When it comes to collecting vintage LEGO Space subthemes, Blacktron I has a strong following. LEGO’s first intergalactic villain faction has been reborn in the form of Spaceruner’s Lucky Wolf, clad in the classic Blacktron I colors of black, yellow, and trans red. One source of inspiration was set 6894 Invader, released in 1987. They have even gone so far as to create their own robot. By utilizing both vintage and modern parts, the end-result is a model that’s out of this world.
If you love Blacktron I, you might also enjoy this Blacktronesque laser mining vehicle we featured on April 16th.
Looking at this Tracked Laser Mining Vehicle by Jon & Catherine Stead, the first thing that springs to mind is classic Blacktron. A few details seem out of place in this assumption and the description reveals no villainous intentions.
The yellow spacemen suggest this is in fact very much a peaceful vehicle. I particularly like the laser array, supported by strings going between pillars of translucent red 1×1 round plates. The ground is quite interesting as well, using an established technique and carrying us to a faraway moon or planet with its colours.
A long time ago, in a toy box far, far away…there were Classic Space LEGO sets. Blacktron followed in 1987 and was characterized by its black, yellow, and transparent yellow color scheme. They were a thriving intergalactic crime syndicate until the Space Police tracked them down in 1989. Many LEGO fans have created custom Blacktron-themed models over the years, including Jme Wheeler, who built this imposing dropship as a tribute. The model does a great job of capturing Blacktron’s distinctive aesthetic.
The dropship features retractable landing gear, a bomb bay in the belly that drops, and a substantial missile rack that unfolds from the tail. I think it might even be packing more firepower than the U.S.S. Sulaco’s dropship from Aliens.
Model-builder Spaceruner has been around the online LEGO world for years putting out updated or re-imagined versions of classic sets. His latest model is the Angulus, a unique twist on the old Blacktron II LEGO theme (and is in a lot of ways an evolution of his older Piranha model).
Many of the usual Blacktron II staples are here: the contrasting black and white color scheme and octagonal trans-neon-green cockpits foremost.

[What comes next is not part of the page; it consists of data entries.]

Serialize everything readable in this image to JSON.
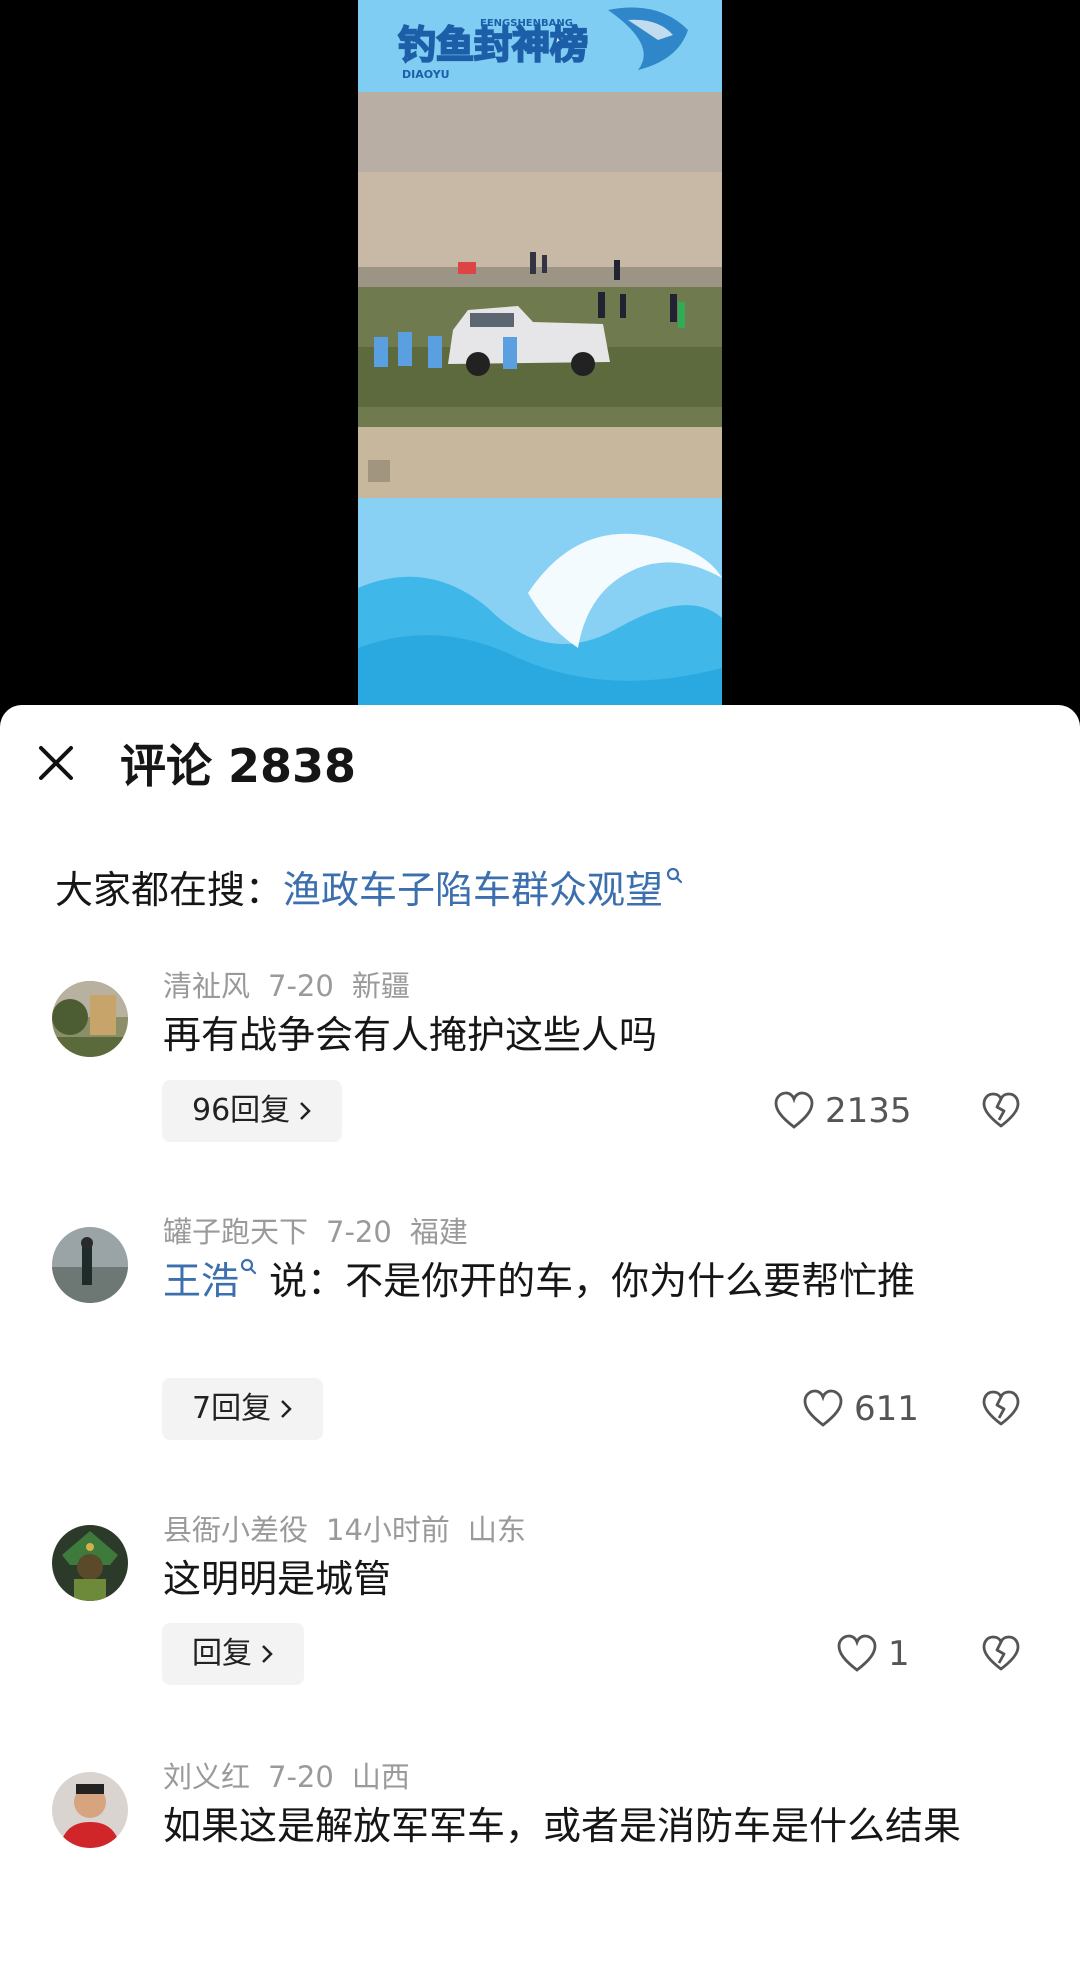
{
  "video": {
    "banner_title": "钓鱼封神榜",
    "banner_sub_1": "FENGSHENBANG",
    "banner_sub_2": "DIAOYU"
  },
  "comments_sheet": {
    "title": "评论 2838",
    "search_label": "大家都在搜：",
    "search_term": "渔政车子陷车群众观望"
  },
  "comments": [
    {
      "user": "清祉风",
      "time": "7-20",
      "location": "新疆",
      "text": "再有战争会有人掩护这些人吗",
      "replies": "96回复",
      "likes": "2135"
    },
    {
      "user": "罐子跑天下",
      "time": "7-20",
      "location": "福建",
      "mention": "王浩",
      "text": "说：不是你开的车，你为什么要帮忙推",
      "replies": "7回复",
      "likes": "611"
    },
    {
      "user": "县衙小差役",
      "time": "14小时前",
      "location": "山东",
      "text": "这明明是城管",
      "replies": "回复",
      "likes": "1"
    },
    {
      "user": "刘义红",
      "time": "7-20",
      "location": "山西",
      "text": "如果这是解放军军车，或者是消防车是什么结果"
    }
  ]
}
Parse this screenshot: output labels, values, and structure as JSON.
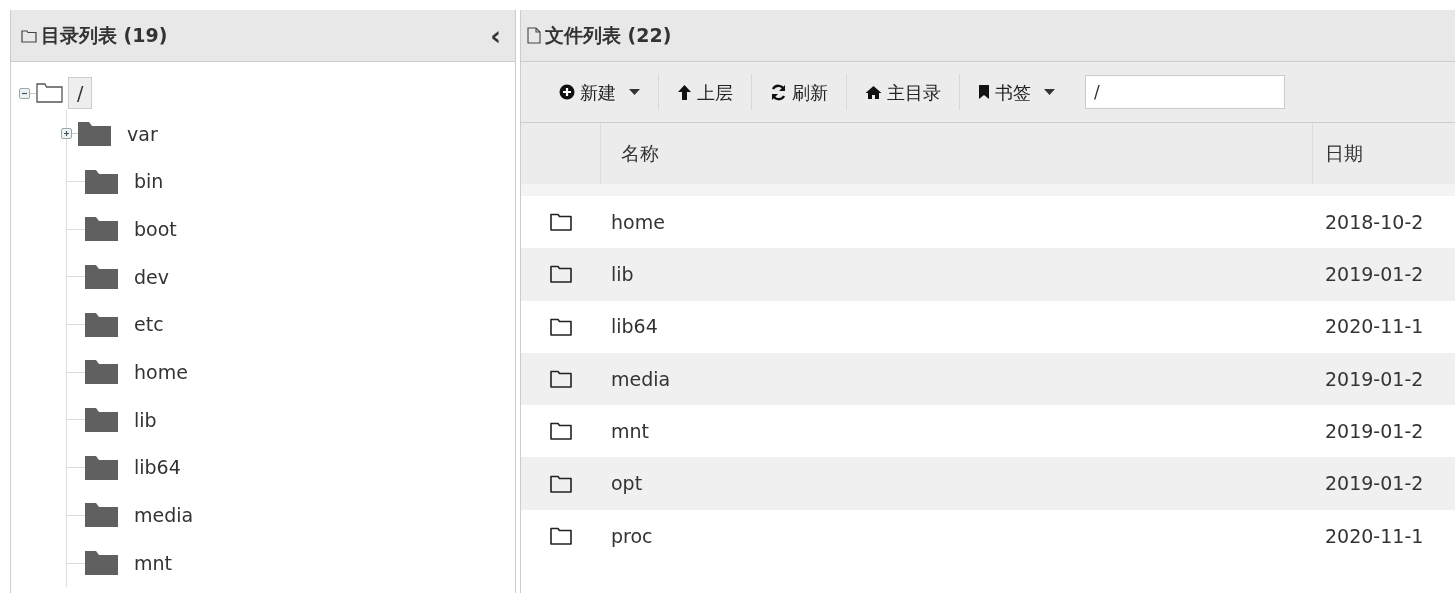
{
  "dir_panel": {
    "title": "目录列表 (19)",
    "collapse_glyph": "‹"
  },
  "tree": {
    "label": "/",
    "expanded": true,
    "selected": true,
    "children": [
      {
        "label": "var",
        "expanded": false,
        "has_children": true
      },
      {
        "label": "bin",
        "has_children": false
      },
      {
        "label": "boot",
        "has_children": false
      },
      {
        "label": "dev",
        "has_children": false
      },
      {
        "label": "etc",
        "has_children": false
      },
      {
        "label": "home",
        "has_children": false
      },
      {
        "label": "lib",
        "has_children": false
      },
      {
        "label": "lib64",
        "has_children": false
      },
      {
        "label": "media",
        "has_children": false
      },
      {
        "label": "mnt",
        "has_children": false
      }
    ]
  },
  "file_panel": {
    "title": "文件列表 (22)"
  },
  "toolbar": [
    {
      "kind": "new",
      "label": "新建",
      "dropdown": true
    },
    {
      "kind": "up",
      "label": "上层",
      "dropdown": false
    },
    {
      "kind": "refresh",
      "label": "刷新",
      "dropdown": false
    },
    {
      "kind": "home",
      "label": "主目录",
      "dropdown": false
    },
    {
      "kind": "bookmark",
      "label": "书签",
      "dropdown": true
    }
  ],
  "path_field": {
    "value": "/"
  },
  "table": {
    "columns": [
      "名称",
      "日期"
    ],
    "rows": [
      {
        "name": "home",
        "date": "2018-10-2"
      },
      {
        "name": "lib",
        "date": "2019-01-2"
      },
      {
        "name": "lib64",
        "date": "2020-11-1"
      },
      {
        "name": "media",
        "date": "2019-01-2"
      },
      {
        "name": "mnt",
        "date": "2019-01-2"
      },
      {
        "name": "opt",
        "date": "2019-01-2"
      },
      {
        "name": "proc",
        "date": "2020-11-1"
      }
    ]
  }
}
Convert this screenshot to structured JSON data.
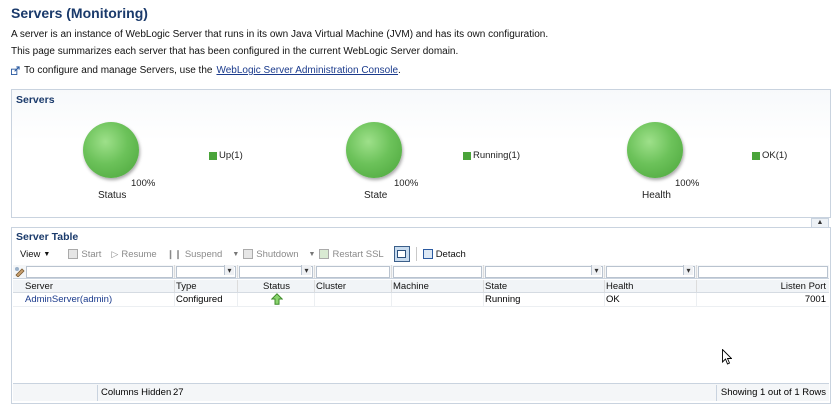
{
  "page": {
    "title": "Servers (Monitoring)",
    "intro1": "A server is an instance of WebLogic Server that runs in its own Java Virtual Machine (JVM) and has its own configuration.",
    "intro2": "This page summarizes each server that has been configured in the current WebLogic Server domain.",
    "intro3_prefix": "To configure and manage Servers, use the",
    "intro3_link": "WebLogic Server Administration Console",
    "intro3_suffix": "."
  },
  "servers_panel": {
    "title": "Servers",
    "gauges": [
      {
        "label": "Status",
        "percent": "100%",
        "legend": "Up(1)"
      },
      {
        "label": "State",
        "percent": "100%",
        "legend": "Running(1)"
      },
      {
        "label": "Health",
        "percent": "100%",
        "legend": "OK(1)"
      }
    ],
    "gauge_color": "#4aa43a"
  },
  "server_table": {
    "title": "Server Table",
    "toolbar": {
      "view": "View",
      "start": "Start",
      "resume": "Resume",
      "suspend": "Suspend",
      "shutdown": "Shutdown",
      "restart_ssl": "Restart SSL",
      "detach": "Detach"
    },
    "columns": [
      "Server",
      "Type",
      "Status",
      "Cluster",
      "Machine",
      "State",
      "Health",
      "Listen Port"
    ],
    "rows": [
      {
        "server": "AdminServer(admin)",
        "type": "Configured",
        "status_icon": "up-arrow-icon",
        "cluster": "",
        "machine": "",
        "state": "Running",
        "health": "OK",
        "listen_port": "7001"
      }
    ],
    "footer": {
      "columns_hidden_label": "Columns Hidden",
      "columns_hidden_count": "27",
      "showing": "Showing 1 out of 1 Rows"
    }
  }
}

What I appreciate most about this model is how modern it feels without feeling obligated to shove a bunch of newer parts into the build: most old-school LEGO fans of the 80s and 90s could probably duplicate the majority of this creation if they still have their childhood buckets of bricks.
We previously featured Spaceruner’s gigantic RX1 Behemoth, a truly massive tribute to the old Spyrius line.